EXERCISE INSTRUCTIONS: Reproduce the records below in full and word for word, excluding pictures.

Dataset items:

----

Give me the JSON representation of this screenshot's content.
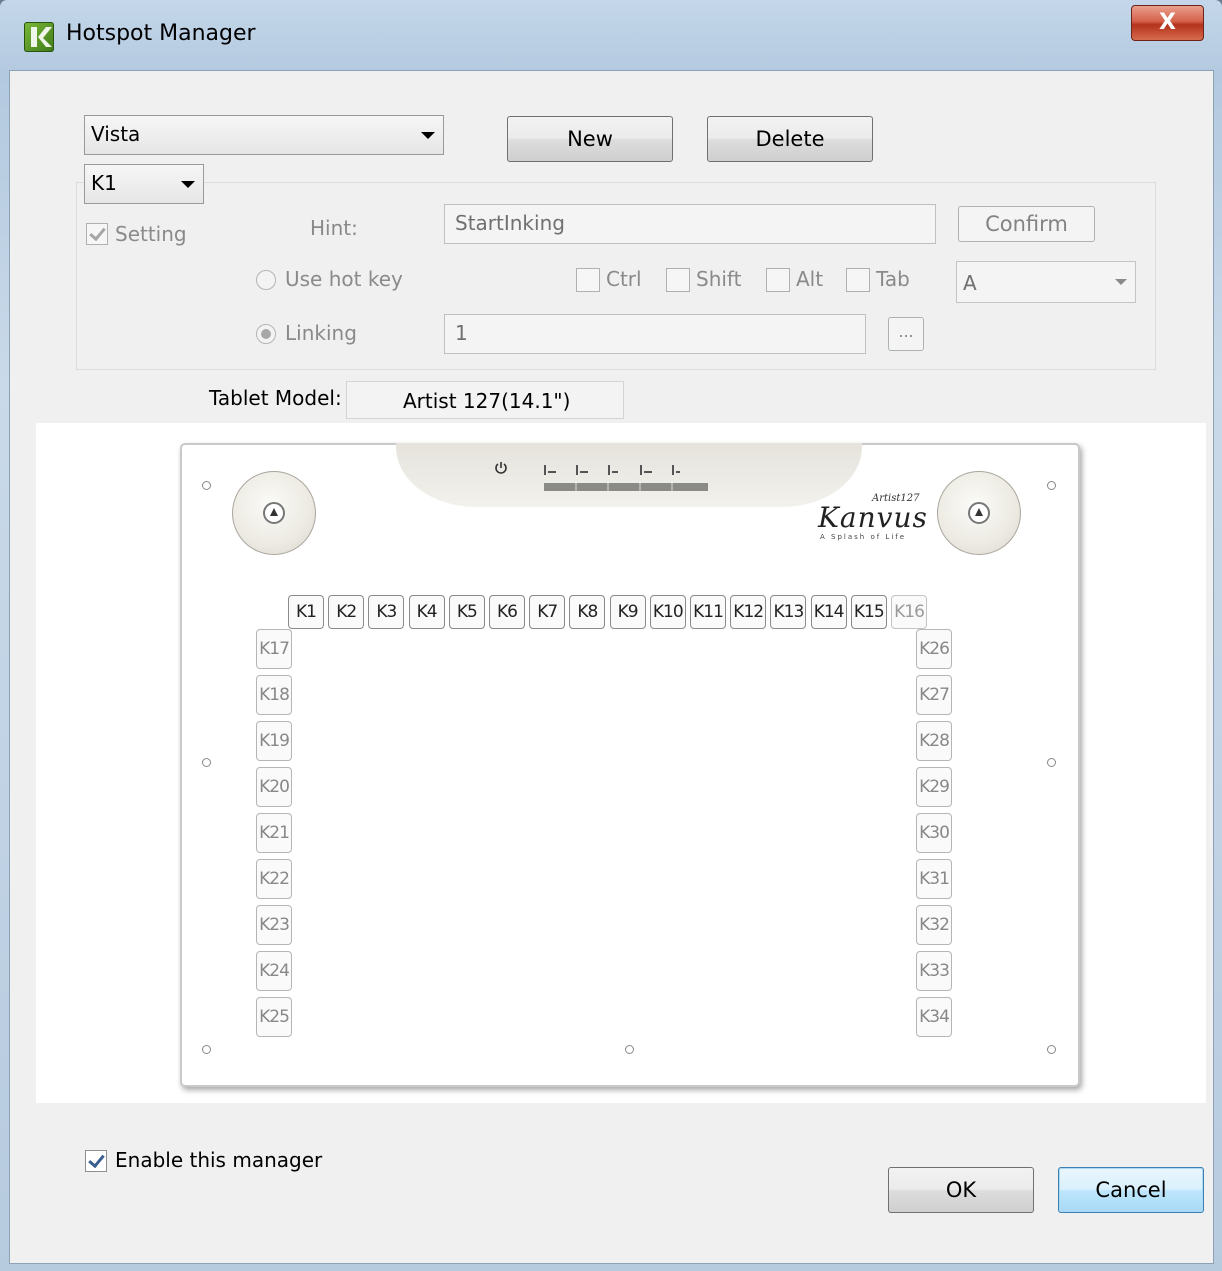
{
  "window": {
    "title": "Hotspot Manager",
    "close_symbol": "X"
  },
  "profile_select": {
    "value": "Vista"
  },
  "key_select": {
    "value": "K1"
  },
  "buttons": {
    "new": "New",
    "delete": "Delete",
    "confirm": "Confirm",
    "browse": "...",
    "ok": "OK",
    "cancel": "Cancel"
  },
  "setting": {
    "label": "Setting",
    "checked": true
  },
  "hint": {
    "label": "Hint:",
    "value": "StartInking"
  },
  "use_hot_key": {
    "label": "Use hot key",
    "selected": false
  },
  "modifiers": {
    "ctrl": "Ctrl",
    "shift": "Shift",
    "alt": "Alt",
    "tab": "Tab"
  },
  "hot_key_select": {
    "value": "A"
  },
  "linking": {
    "label": "Linking",
    "selected": true,
    "value": "1"
  },
  "tablet_model": {
    "label": "Tablet Model:",
    "value": "Artist 127(14.1\")"
  },
  "tablet": {
    "brand": "Kanvus",
    "model_script": "Artist127",
    "tagline": "A Splash of Life",
    "top_keys": [
      "K1",
      "K2",
      "K3",
      "K4",
      "K5",
      "K6",
      "K7",
      "K8",
      "K9",
      "K10",
      "K11",
      "K12",
      "K13",
      "K14",
      "K15",
      "K16"
    ],
    "left_keys": [
      "K17",
      "K18",
      "K19",
      "K20",
      "K21",
      "K22",
      "K23",
      "K24",
      "K25"
    ],
    "right_keys": [
      "K26",
      "K27",
      "K28",
      "K29",
      "K30",
      "K31",
      "K32",
      "K33",
      "K34"
    ]
  },
  "enable_manager": {
    "label": "Enable this manager",
    "checked": true
  },
  "colors": {
    "title_bar": "#c4d7ea",
    "close_button": "#c9452f",
    "dialog_bg": "#f0f0f0",
    "focus_button": "#3c7fb1"
  }
}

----

OUTPUT FOR THIS EXERCISE:
Give me the JSON representation of this screenshot's content.
{
  "window": {
    "title": "Hotspot Manager",
    "close_symbol": "X"
  },
  "profile_select": {
    "value": "Vista"
  },
  "key_select": {
    "value": "K1"
  },
  "buttons": {
    "new": "New",
    "delete": "Delete",
    "confirm": "Confirm",
    "browse": "...",
    "ok": "OK",
    "cancel": "Cancel"
  },
  "setting": {
    "label": "Setting",
    "checked": true
  },
  "hint": {
    "label": "Hint:",
    "value": "StartInking"
  },
  "use_hot_key": {
    "label": "Use hot key",
    "selected": false
  },
  "modifiers": {
    "ctrl": "Ctrl",
    "shift": "Shift",
    "alt": "Alt",
    "tab": "Tab"
  },
  "hot_key_select": {
    "value": "A"
  },
  "linking": {
    "label": "Linking",
    "selected": true,
    "value": "1"
  },
  "tablet_model": {
    "label": "Tablet Model:",
    "value": "Artist 127(14.1\")"
  },
  "tablet": {
    "brand": "Kanvus",
    "model_script": "Artist127",
    "tagline": "A Splash of Life",
    "top_keys": [
      "K1",
      "K2",
      "K3",
      "K4",
      "K5",
      "K6",
      "K7",
      "K8",
      "K9",
      "K10",
      "K11",
      "K12",
      "K13",
      "K14",
      "K15",
      "K16"
    ],
    "left_keys": [
      "K17",
      "K18",
      "K19",
      "K20",
      "K21",
      "K22",
      "K23",
      "K24",
      "K25"
    ],
    "right_keys": [
      "K26",
      "K27",
      "K28",
      "K29",
      "K30",
      "K31",
      "K32",
      "K33",
      "K34"
    ]
  },
  "enable_manager": {
    "label": "Enable this manager",
    "checked": true
  },
  "colors": {
    "title_bar": "#c4d7ea",
    "close_button": "#c9452f",
    "dialog_bg": "#f0f0f0",
    "focus_button": "#3c7fb1"
  }
}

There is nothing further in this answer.